The Accessible Web Author's Toolkit
There are a number of helpful tools out there that can make life much easier for the author of an accessible web site. These include networked and local evaluation tools, correction and repair utilities, WYSIWYG and "raw HTML" editors, and specialized browsers for testing purposes.
These tools can look over your web page and identify potential problems for you to fix, including problems with HTML validation and accessibility pitfalls. Validation and correction should be a standard part of any web development process!
W3C's HTML Validation Service
Run by the World Wide Web Consortium, this online validation tool will download and check your page for conformance with HTML 4.0 or other published standards.
CAST's Bobby Service

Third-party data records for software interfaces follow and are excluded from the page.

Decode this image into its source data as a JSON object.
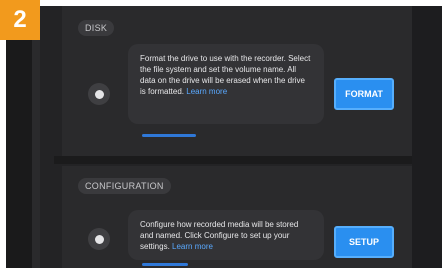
{
  "step_badge": "2",
  "sections": [
    {
      "header": "DISK",
      "description": "Format the drive to use with the recorder. Select the file system and set the volume name. All data on the drive will be erased when the drive is formatted.",
      "link_text": "Learn more",
      "button_label": "FORMAT"
    },
    {
      "header": "CONFIGURATION",
      "description": "Configure how recorded media will be stored and named. Click Configure to set up your settings.",
      "link_text": "Learn more",
      "button_label": "SETUP"
    }
  ],
  "colors": {
    "accent": "#2a8ff0",
    "badge": "#f29a1d",
    "background": "#232325"
  }
}
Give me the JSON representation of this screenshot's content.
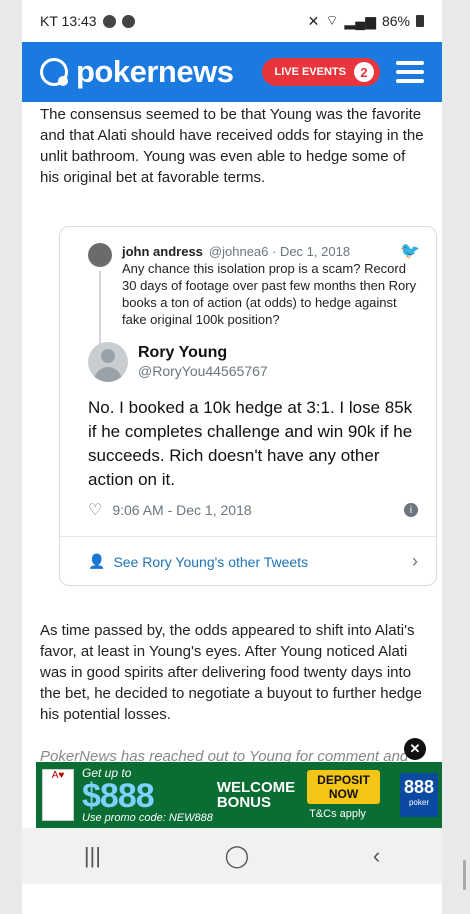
{
  "status_bar": {
    "carrier_time": "KT 13:43",
    "battery": "86%"
  },
  "header": {
    "brand": "pokernews",
    "live_label": "LIVE EVENTS",
    "live_count": "2"
  },
  "article": {
    "p1": "The consensus seemed to be that Young was the favorite and that Alati should have received odds for staying in the unlit bathroom. Young was even able to hedge some of his original bet at favorable terms.",
    "p2": "As time passed by, the odds appeared to shift into Alati's favor, at least in Young's eyes. After Young noticed Alati was in good spirits after delivering food twenty days into the bet, he decided to negotiate a buyout to further hedge his potential losses.",
    "p3": "PokerNews has reached out to Young for comment and"
  },
  "tweet": {
    "quoted": {
      "name": "john andress",
      "handle": "@johnea6 · Dec 1, 2018",
      "text": "Any chance this isolation prop is a scam? Record 30 days of footage over past few months then Rory books a ton of action (at odds) to hedge against fake original 100k position?"
    },
    "author": {
      "name": "Rory Young",
      "handle": "@RoryYou44565767"
    },
    "text": "No. I booked a 10k hedge at 3:1. I lose 85k if he completes challenge and win 90k if he succeeds. Rich doesn't have any other action on it.",
    "time": "9:06 AM - Dec 1, 2018",
    "see_other": "See Rory Young's other Tweets"
  },
  "ad": {
    "get_up_to": "Get up to",
    "amount": "$888",
    "welcome": "WELCOME",
    "bonus": "BONUS",
    "promo": "Use promo code: NEW888",
    "deposit": "DEPOSIT",
    "now": "NOW",
    "tc": "T&Cs apply",
    "logo": "888",
    "logo_sub": "poker"
  },
  "navbar": {
    "recent": "|||",
    "home": "◯",
    "back": "‹"
  }
}
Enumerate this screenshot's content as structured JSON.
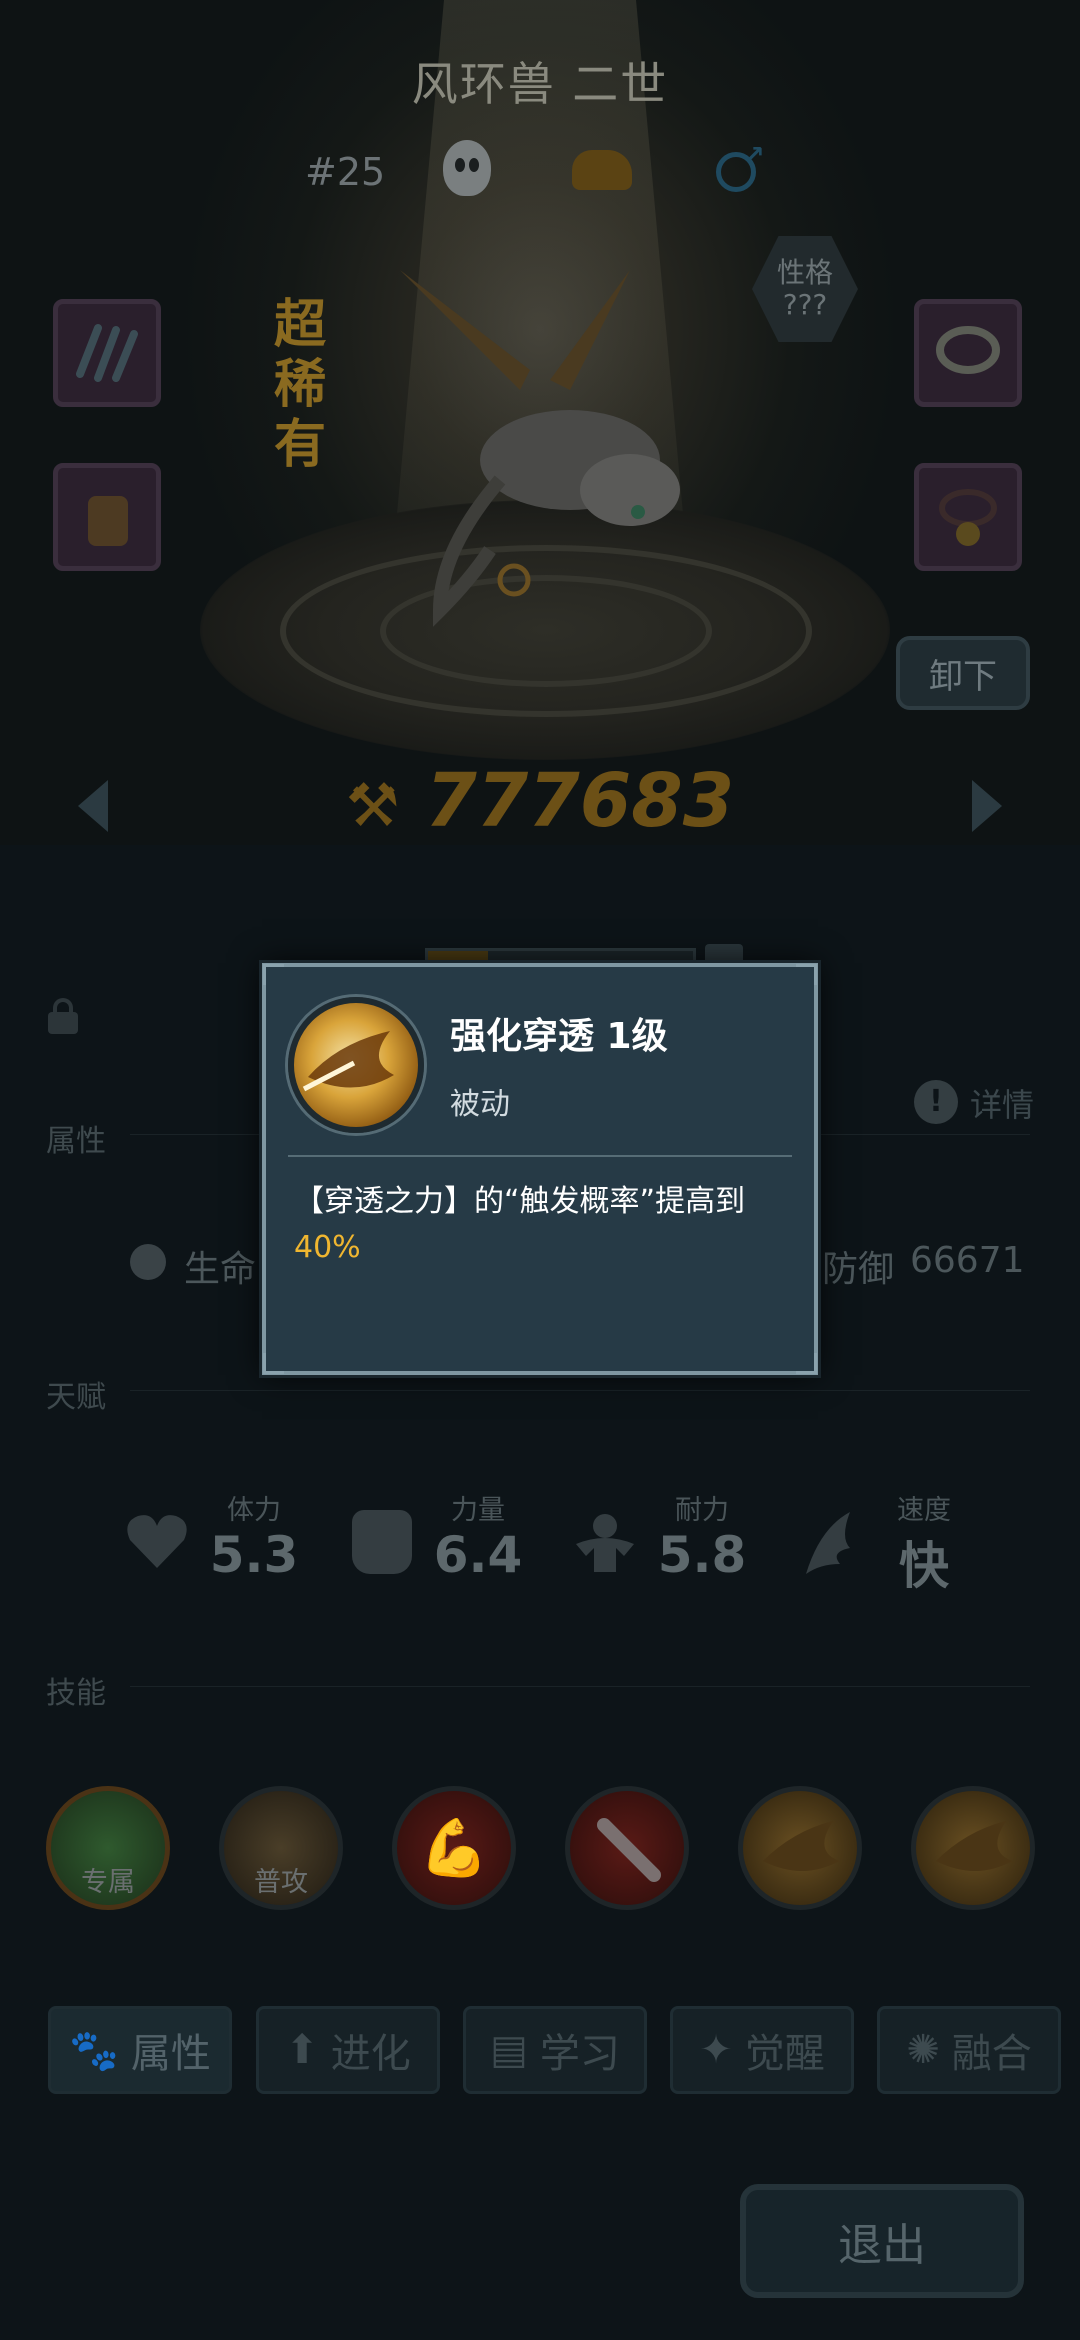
{
  "pet": {
    "name": "风环兽 二世",
    "number": "#25",
    "rarity": "超稀有",
    "trait_label": "性格",
    "trait_value": "???",
    "power": "777683",
    "gender_icon": "male-icon"
  },
  "buttons": {
    "unequip": "卸下",
    "exit": "退出",
    "details": "详情"
  },
  "sections": {
    "attributes": "属性",
    "talents": "天赋",
    "skills": "技能"
  },
  "stats": {
    "life_label": "生命",
    "defense_label": "防御",
    "defense_value": "66671"
  },
  "talents": [
    {
      "label": "体力",
      "value": "5.3",
      "icon": "heart-icon"
    },
    {
      "label": "力量",
      "value": "6.4",
      "icon": "fist-icon"
    },
    {
      "label": "耐力",
      "value": "5.8",
      "icon": "muscle-icon"
    },
    {
      "label": "速度",
      "value": "快",
      "icon": "wing-icon"
    }
  ],
  "skills": [
    {
      "label": "专属",
      "icon": "exclusive-skill-icon",
      "color": "#2f5a2e"
    },
    {
      "label": "普攻",
      "icon": "basic-attack-icon",
      "color": "#3a3020"
    },
    {
      "label": "",
      "icon": "arm-strength-icon",
      "color": "#5a1a16"
    },
    {
      "label": "",
      "icon": "sword-icon",
      "color": "#5a1a16"
    },
    {
      "label": "",
      "icon": "pierce-icon",
      "color": "#6a4a12"
    },
    {
      "label": "",
      "icon": "pierce-icon",
      "color": "#6a4a12"
    }
  ],
  "tabs": [
    {
      "label": "属性",
      "icon": "paw-icon",
      "active": true
    },
    {
      "label": "进化",
      "icon": "evolve-arrow-icon",
      "active": false
    },
    {
      "label": "学习",
      "icon": "book-icon",
      "active": false
    },
    {
      "label": "觉醒",
      "icon": "awaken-icon",
      "active": false
    },
    {
      "label": "融合",
      "icon": "fusion-icon",
      "active": false
    }
  ],
  "dialog": {
    "title": "强化穿透 1级",
    "type": "被动",
    "description": "【穿透之力】的“触发概率”提高到",
    "value": "40%"
  }
}
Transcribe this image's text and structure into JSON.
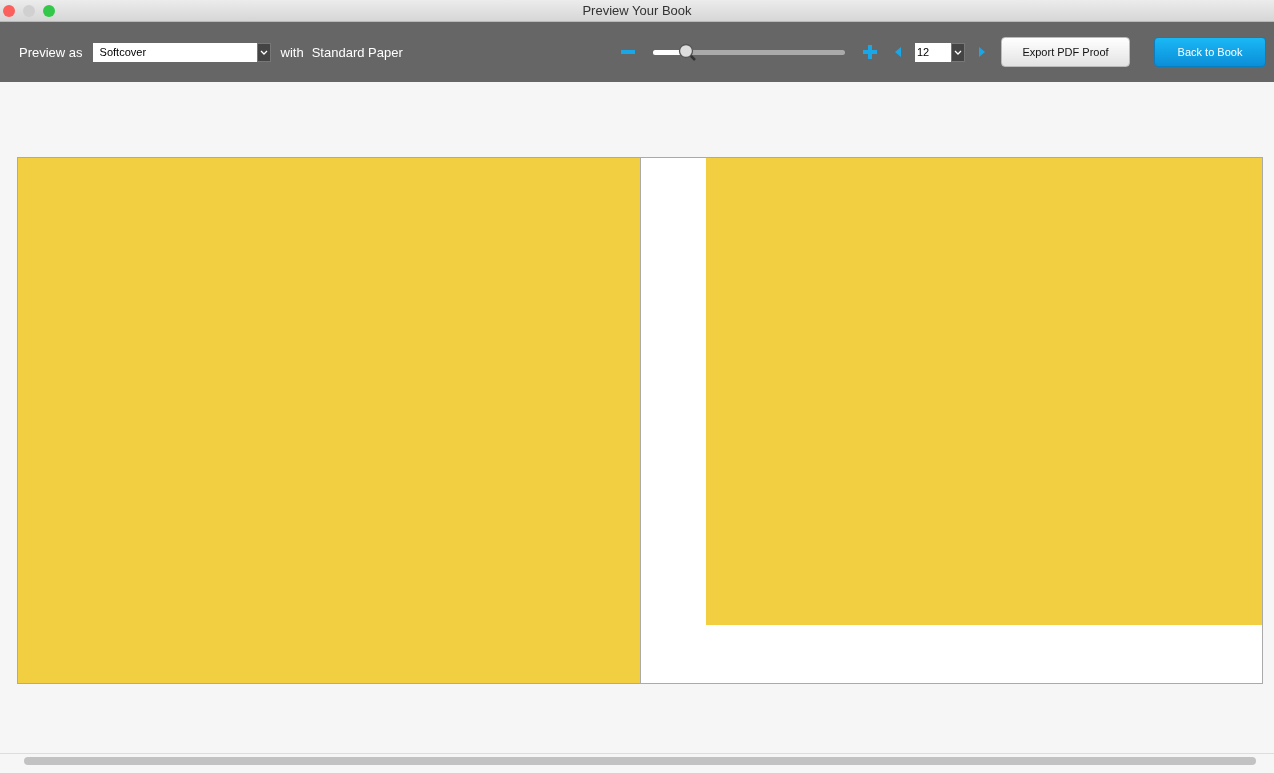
{
  "window": {
    "title": "Preview Your Book"
  },
  "toolbar": {
    "preview_label": "Preview as",
    "format": {
      "value": "Softcover"
    },
    "with_label": "with",
    "paper": "Standard Paper",
    "zoom": {
      "level": 0.17
    },
    "page": {
      "value": "12"
    },
    "buttons": [
      {
        "label": "Export PDF Proof",
        "kind": "secondary"
      },
      {
        "label": "Back to Book",
        "kind": "primary"
      }
    ]
  }
}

Bobby should be an integral part of your web authoring toolkit. In addition to checking for accessibility, it will also provide information on browser incompatabilities, download time, and some HTML errors.
Run Bobby Locally
As Bobby is written as a java application, you can download and run the program locally. This is useful for testing pages (in bulk) before putting them on the web, or if you're behind a firewall.
Correction and Repair Utilities
Some tools not only find the problems but assist you in correcting them. Here's some useful links to those.
Dave Raggett of the W3C has developed this utility for cleaning up your web pages by identifying and correcting HTML errors -- including accessibility problems. This runs on Windows 95/NT, MacOS, BeOS, OS/2, Amiga, and Linux and a variety of other Unix platforms.
Developed by the Adaptive Technology Resource Center at the University of Toronto and the Trace Center at the University of Wisconsin, A-Prompt is a toolkit for embedding in other HTML editors to prompt web authors to create more accessible websites. An alpha version of the program that runs under Windows 95/98/NT can be downloaded.
A project to generate and/or rewrite missing or broken ALT text; academic in nature but test applications that run in a Win32 console window can be downloaded.
WWW HTML Accessibility Tool (WHAT)
Another project in alpha stage, this will prompt the user to provide missing ALT, TITLE and LONGDESC attributes for images. It runs on Windows 95/NT.
Text-Only Maker (TOM)
Accessibility people like cute acronyms. (The AWARE Center is guilty of this, of course.) TOM is a web-based service that will take a URL and prompt you to add alternative text, then generate the new page for you or email it to you.
Web Authoring Programs
There are a multitude of web authoring programs out there, but unfortunately very few of them, as yet, generate accessible or even valid HTML code. Those listed below are useful for web authors who wish to produce accessible web sites.
HoTMetaL Pro 5.0
SoftQuad's HoTMetaL program for web authoring and publishing features support for accessibility such as prompting for missing information and generation of valid HTML.
The 3 "Tions" (shuns) of Accessibility-Aware Authoring Tools
An essay by Jan Richards of UToronto's Adaptive Technology Resource Centre on what a good authoring tool should do for you.
WAI Authoring Tool Working Group
What must an authoring tool do to support accessibility? The W3C's Web Accessibility Initiative has an entire working group devoted to answering that. Read over the draft guidelines; does your favorite authoring tool measure up?
Many times it's useful to "see" (or hear) a page the way that someone else may see it. The browsers below are useful for that purpose.
The Lynx text-only browser is used by many people who can't use a graphics-based browser, such as visually impaired users with screen readers. Lynx is available for VMS, various shades of Unix, Windows 95/98/NT, and DOS. It makes an excellent tool for testing web pages under development -- if it runs on Lynx, you are most likely 75% of the way to an accessible web site.
Productivity Works produces this speaking web browser that will read pages out loud as well as displaying a text-only version of the page in large print. Want to hear what your web site "looks like"? pwWebSpeak runs on Windows 95/98/NT.
Productivity Works has made a special discount on the purchase of pwWebSpeak available to members of the HTML Writers Guild who wish to use it to create accessible web pages. Please see the Productivity Works' For Web Designers Only page for more details.
Home Page Reader
IBM'S Home Page Reader works with Netscape Navigator to read web sites out loud. It runs on Windows 95/98/NT, and is another way to hear what your site sounds like.
While not strictly a browser for special needs access, the Opera browser includes features such as turning off or on frames, stylesheets, and images that can be useful when developing websites with an eye towards accessible design.